It’s then I realize how pervasive Adler’s designs are in the room: It starts with the tag on the shower curtain (“Happy Home by Jonathan Adler”), continues with the ceramic soap tray, tissue holder and wastebasket, and then the sunburst-style mirror hanging from a hook on the bathroom’s side wall. Soon I’m looking at the undersides of everything in the room and finding Adler’s stamp on it: The resin side table next to the armchair, the horse lamp, even the wool felt wall hanging that looks like a Zuni fetish version of the Partridge Family logo. I’m pretty sure that if I could upturn the canopy bed frame to find a tag, it’d have his name on it, too. My aunt of indeterminate age is actually a young man? I have visions of Anthony Perkins in Psycho — “Aunt Parker, what have you done?” – and decide to cut back on the length of tomorrow’s shower, just in case.
After the brief foray into label-whoredom, I check out the publications on the side table, apparently my non-gender-specific aunt’s recommended reading. I try browsing a 1980 reproduction of Thonet Bentwood & Other Furniture, a 1904 illustrated catalog written in German, but phrases like “Halbfauteuil nennen wir einen kleinen Fauteiuil” scare me directly into the Sotheby’s art and jewelry sales catalogs and — hello! — book club editions of novels like Goodbye Columbus by Philip Roth and Once is Not Enough by Jacqueline Susann.
I settle for Scruples by Judith Krantz, the story of a young woman who earns her megamillions the old-fashioned way — by sleeping with a 60-year-old man and living off the interest income after he dies of a stroke. It feels very decadent — indeed, very Scruples — to be reading while nestled under the goosedown in a 550-square-foot bedroom, until I realize that in the first chapters of the book the author has denigrated gays, Jews and badly dressed Palm Springs women — three groups that, when taken en masse, pretty much make up the sum population of Palm Springs. It saddens me that apparently Aunt Parker is bigoted — and kind of snobby. I close the book before anyone starts in on blacks or the disabled and I have to take my aunt’s pictures off the wall.
As I’m packing my things the next morning, the only thing I cart home from the luxe bathroom amenities is the lowly Blistex: I’ve been so keen on lavishing myself with the Molton Brown that there’s hardly any left, and everything else would look ludicrous next to my real sink.
I find the bill slipped under the door. Since everything is charged to the room on a credit card, there’s no need to check out — I will just leave the key cards in the room … if only I could figure out how my bags get to my car from here. Is there such a thing as a return-trip bellman? In less than 48 hours the concept of carrying my own luggage apparently became unimaginable.
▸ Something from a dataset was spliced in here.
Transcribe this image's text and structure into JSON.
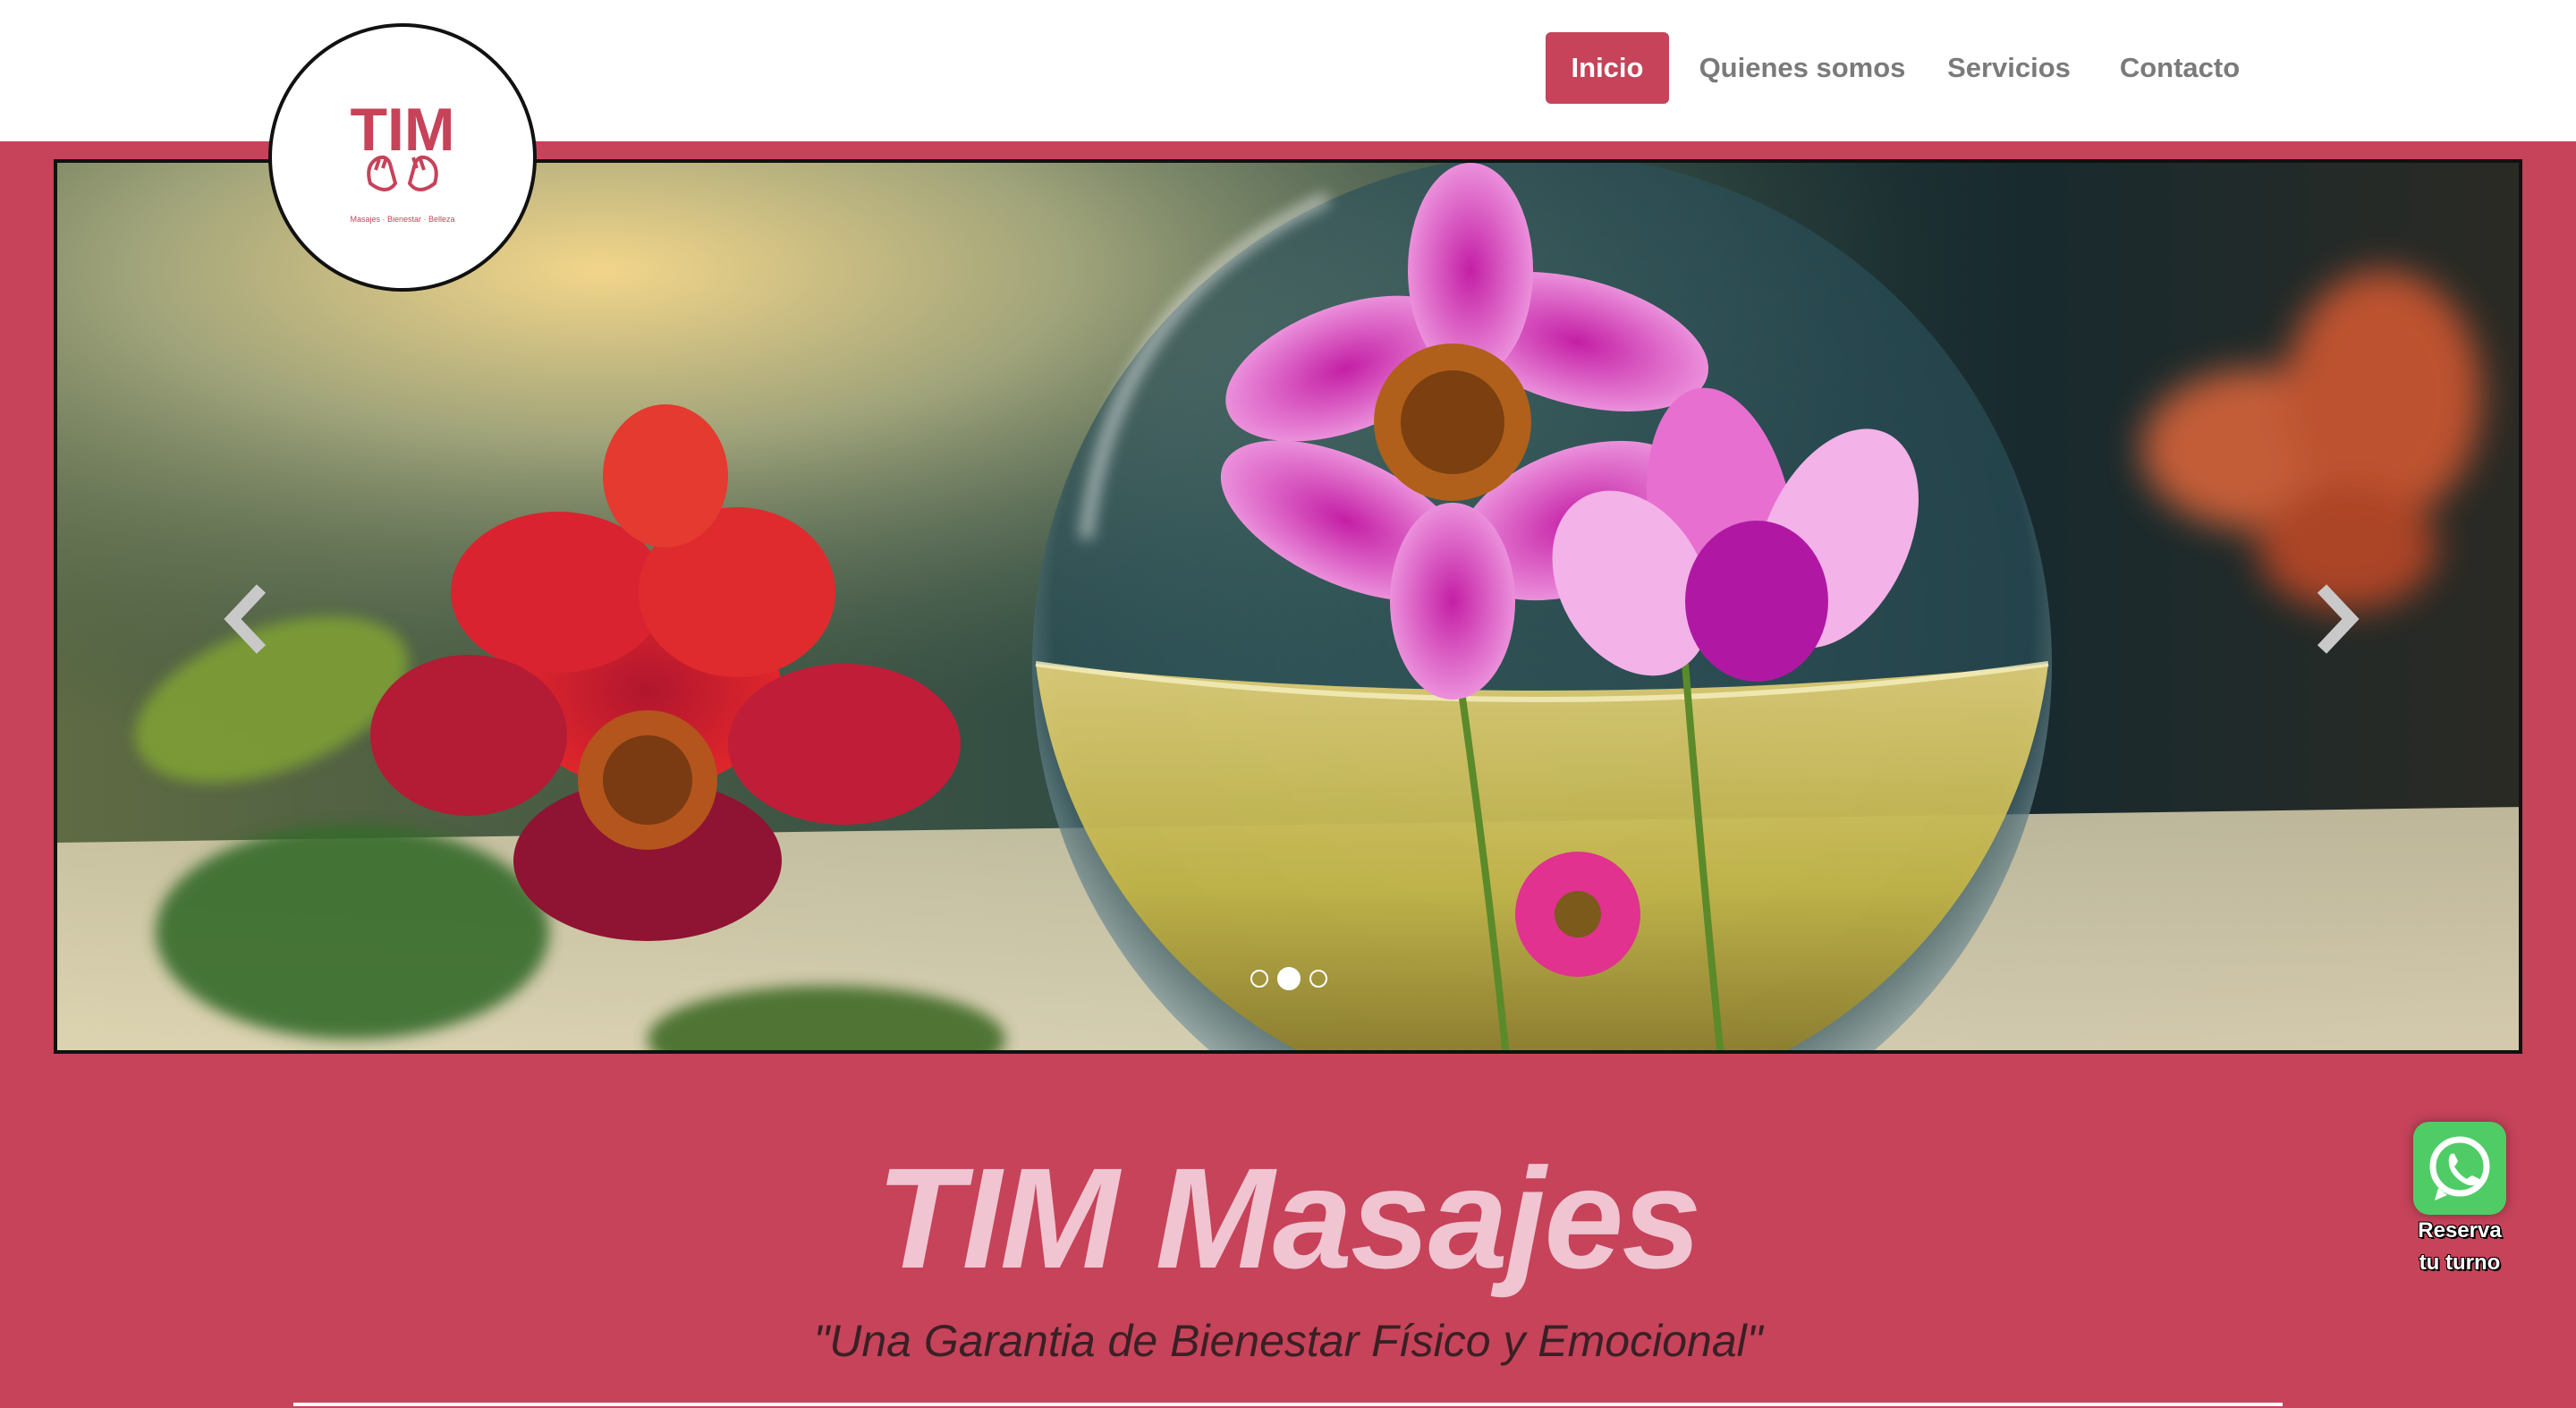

I manage to survive the walk back to the lobby and hand the valet my parking stub; he helps stow the bags in the trunk, then helpfully points out there’s a free chilled bottle of water for the trip home. He doesn’t point out the crisp, beribboned envelope I find on the passenger seat. It even has my name on it — ah, I think, Aunt Parker is wishing me a fond farewell. How sweet!
Not quite: It’s another copy of the bill, apparently just in case I racked up some charges in the walk from my hotel room to the car. And then I realize that it wouldn’t matter if my car was dirty or I came home late: Try as she may, my aunt can’t hide the fact she’s a businesswoman at heart.
In fact, as long as my money’s good, I bet I could even stay in Jake’s room next time.